• **What needs to be done**: Search the data for the string "http" and copy each line where it turns up.

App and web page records
****************

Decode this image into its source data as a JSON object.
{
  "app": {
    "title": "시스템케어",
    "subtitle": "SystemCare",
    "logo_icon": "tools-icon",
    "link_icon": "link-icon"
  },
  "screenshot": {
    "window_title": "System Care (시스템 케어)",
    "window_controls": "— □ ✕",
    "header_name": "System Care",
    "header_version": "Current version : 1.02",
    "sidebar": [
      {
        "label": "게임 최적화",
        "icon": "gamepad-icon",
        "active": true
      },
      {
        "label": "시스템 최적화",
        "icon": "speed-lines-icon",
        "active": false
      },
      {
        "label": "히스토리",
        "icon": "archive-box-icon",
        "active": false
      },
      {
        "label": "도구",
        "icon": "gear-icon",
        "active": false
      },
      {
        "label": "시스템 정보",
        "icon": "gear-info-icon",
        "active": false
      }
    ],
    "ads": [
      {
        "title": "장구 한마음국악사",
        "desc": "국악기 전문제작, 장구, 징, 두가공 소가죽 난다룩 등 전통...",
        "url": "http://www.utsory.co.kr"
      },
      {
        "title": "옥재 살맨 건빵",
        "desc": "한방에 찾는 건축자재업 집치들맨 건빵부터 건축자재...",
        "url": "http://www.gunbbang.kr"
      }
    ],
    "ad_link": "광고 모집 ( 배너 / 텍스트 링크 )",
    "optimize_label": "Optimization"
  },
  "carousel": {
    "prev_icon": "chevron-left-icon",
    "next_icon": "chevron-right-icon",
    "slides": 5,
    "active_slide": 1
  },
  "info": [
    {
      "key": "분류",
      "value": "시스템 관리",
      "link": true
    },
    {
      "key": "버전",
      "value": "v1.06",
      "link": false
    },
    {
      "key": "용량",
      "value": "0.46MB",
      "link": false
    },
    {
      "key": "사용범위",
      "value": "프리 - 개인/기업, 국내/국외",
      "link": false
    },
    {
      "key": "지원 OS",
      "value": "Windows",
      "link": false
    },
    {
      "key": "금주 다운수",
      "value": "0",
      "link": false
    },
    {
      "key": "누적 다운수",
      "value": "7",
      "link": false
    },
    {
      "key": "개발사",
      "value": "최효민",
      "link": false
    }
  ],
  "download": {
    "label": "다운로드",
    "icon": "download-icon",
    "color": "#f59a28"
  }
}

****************

• **Answer to the exercise**:
        "url": "http://www.utsory.co.kr"
        "url": "http://www.gunbbang.kr"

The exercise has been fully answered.